During the simulation one sees the .99 quantile of the sampling distribution filled first with blue and then with yellow and finally with green. Those are retractions in chance---momentous drops in the chance of producing the first two hypotheses. The graph to the right right plots the chance of producing each answer in the color that corresponds to its acceptance zone. Total retractions are tallied at the top of the frame and the retractions of each answer are to the right, in matching colors. The graphs should be smooth. The choppiness is due to sampling effects in the monte-carlo estimates of the chances and can be eliminated due to larger samples and by computing retractions over larger intervals. Therefore, the total retraction estimate in the posted simulations is currently too high. We will re-run them to get better estimates. But the comparisons between methods are realistic.

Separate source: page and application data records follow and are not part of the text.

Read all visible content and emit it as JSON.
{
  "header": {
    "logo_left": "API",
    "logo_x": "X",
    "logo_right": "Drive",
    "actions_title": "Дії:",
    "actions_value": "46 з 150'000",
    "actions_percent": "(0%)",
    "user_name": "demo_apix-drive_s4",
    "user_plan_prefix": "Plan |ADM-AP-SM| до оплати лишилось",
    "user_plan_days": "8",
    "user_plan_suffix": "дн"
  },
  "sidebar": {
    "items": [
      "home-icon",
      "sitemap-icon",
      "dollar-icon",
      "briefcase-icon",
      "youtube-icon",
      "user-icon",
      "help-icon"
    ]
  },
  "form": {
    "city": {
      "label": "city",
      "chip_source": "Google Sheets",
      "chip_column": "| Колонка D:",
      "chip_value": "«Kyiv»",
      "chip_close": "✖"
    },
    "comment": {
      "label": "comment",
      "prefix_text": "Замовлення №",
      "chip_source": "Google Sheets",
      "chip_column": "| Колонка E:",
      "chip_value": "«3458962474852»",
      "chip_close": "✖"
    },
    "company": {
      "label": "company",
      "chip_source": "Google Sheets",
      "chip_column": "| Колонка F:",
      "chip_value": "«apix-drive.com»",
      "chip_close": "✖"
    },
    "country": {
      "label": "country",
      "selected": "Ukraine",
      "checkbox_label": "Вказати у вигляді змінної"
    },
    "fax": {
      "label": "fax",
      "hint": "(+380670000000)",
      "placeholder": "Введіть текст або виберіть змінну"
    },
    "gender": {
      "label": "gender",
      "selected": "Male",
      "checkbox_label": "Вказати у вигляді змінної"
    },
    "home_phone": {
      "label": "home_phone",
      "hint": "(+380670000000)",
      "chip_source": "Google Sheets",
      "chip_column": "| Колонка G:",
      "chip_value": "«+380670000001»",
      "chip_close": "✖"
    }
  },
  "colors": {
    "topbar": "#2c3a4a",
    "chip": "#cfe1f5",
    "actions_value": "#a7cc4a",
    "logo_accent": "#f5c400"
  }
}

Bayesian conditioning looks very similar to BIC. Retractions in chance are measured as total drops in expected posterior probability.

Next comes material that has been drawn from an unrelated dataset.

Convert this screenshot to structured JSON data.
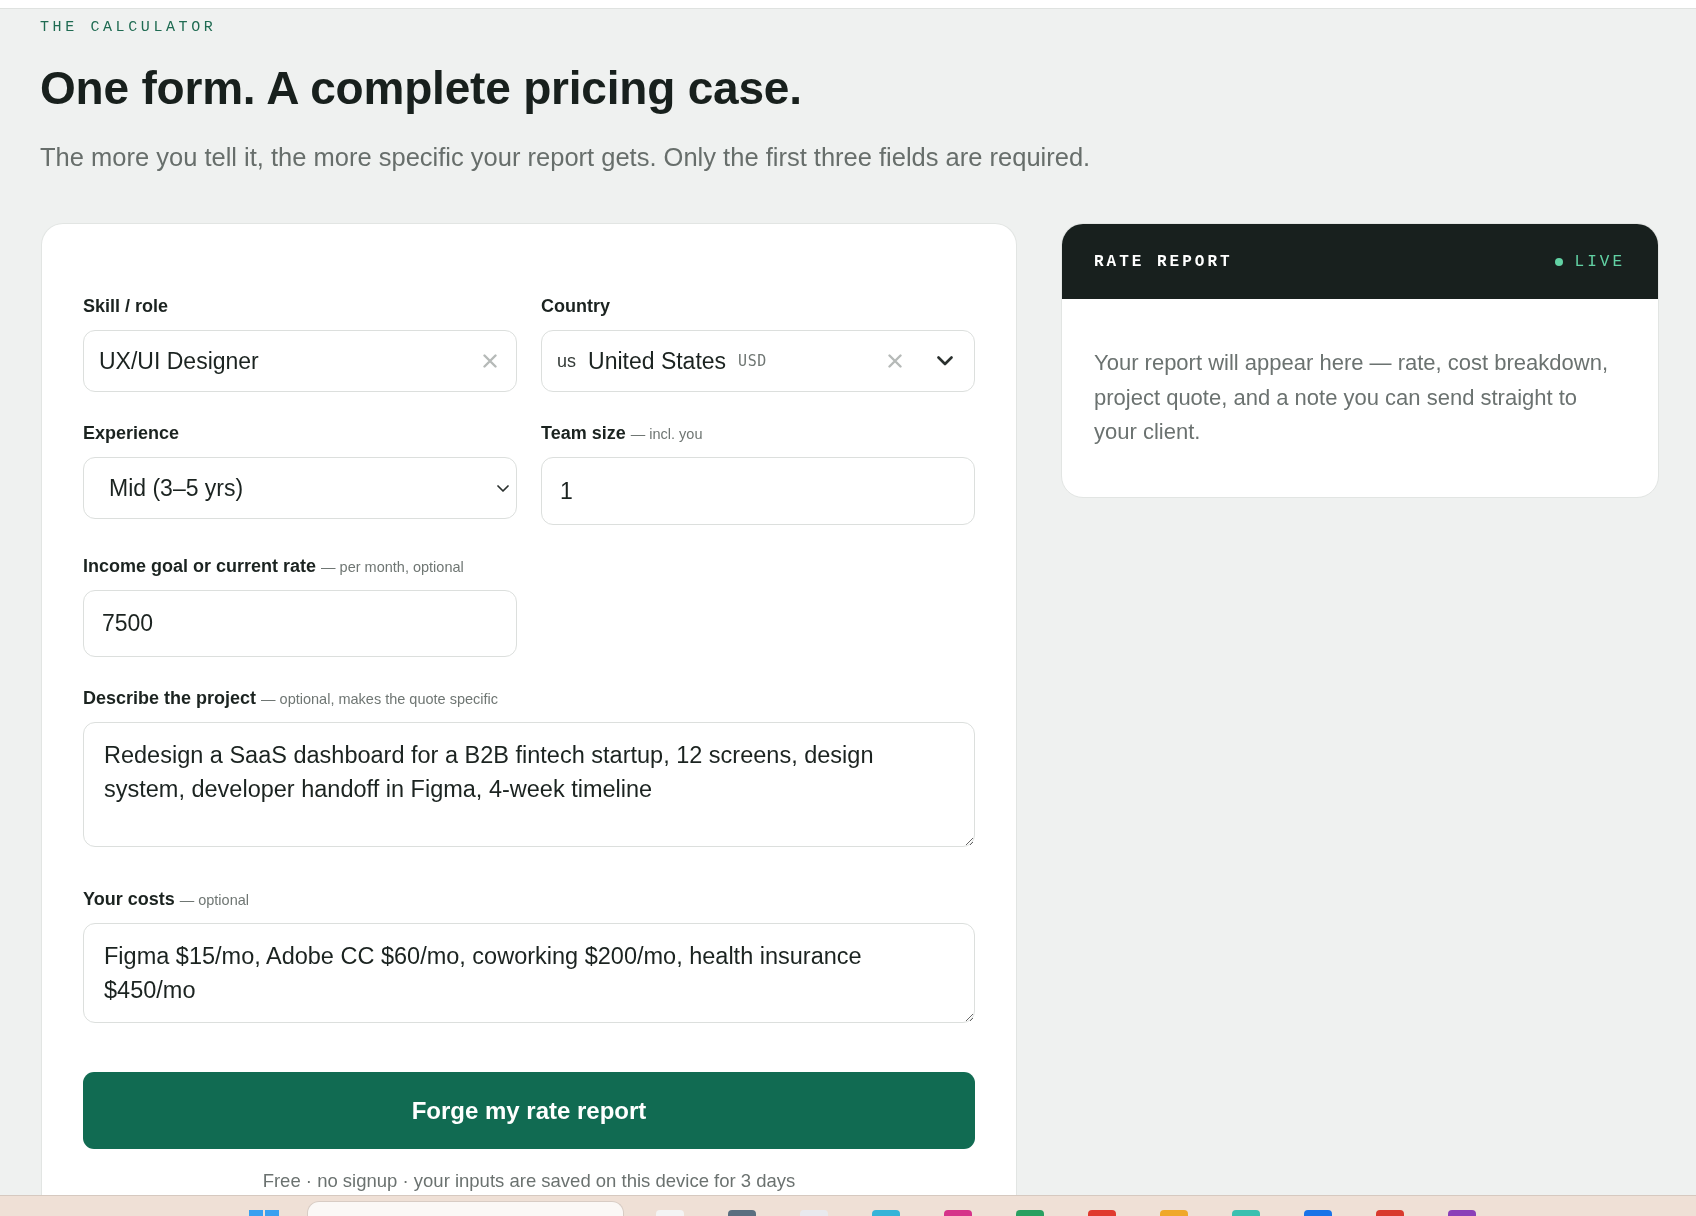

The following findings illustrate vividly how the aim of minimizing retractions en route to convergence can yield concrete suggestions for improving very familiar inductive strategies in statistics.
Both the Bayesian posterior .95 quantile zone for the origin model and the BIC acceptance zone for the origin model have narrow, pinched-in shape when X and Y are correlated and are square (!) and too small when X and Y are independent even though the sampling distribution is round (how do you fit a round peg into a square hole?). The mismatch between the acceptance zones and the sampling distribution result in extra retractions that can be eliminated by making the acceptance zone for the origin model match the shape of the sampling distribution. For example, one can compare the BIC score of the origin model only with the background and the axis models only with the background. That is actually easier to compute and results in a more sensible method, so far as minimizing retractions is concerned:
One unexpected finding is that the sampling density drags across the corner of the red axis zone when it leaves the origin (blue) zone, which generates extra retractions (look for the red bump) that could have been avoided by returning "I don't know" rather than an informative theory in a region around the origin zone. That is something new---a sort of diachronic violation of Ockham's razor. The extra retractions are large when the correlation is high. These retractions can be reduced by treating the Bayesian as accepting theories only when they have posterior probability greater than some high threshold.
Retractions in chance that postierior probability > .95 when X and Y are independent. [stay tuned]
The same effect can be obtained by thresholding the BIC score. That raises the intriguing possiblity that the apparent need to wait for data to confirm the simplest hypothesis is based on minimizing retractions rather than on reliability (which nobody can promise for questions of this sort).
Pending: John Templeton Foundation grant 24145, Simplicity, Truth, and Ockham's Razor.
2009-2011: NSF grant 0740681, Ockham's Razor: A New Justification, Division of Social and Economic Sciences, Program for History and Philosophy of Science Engineering and Technology.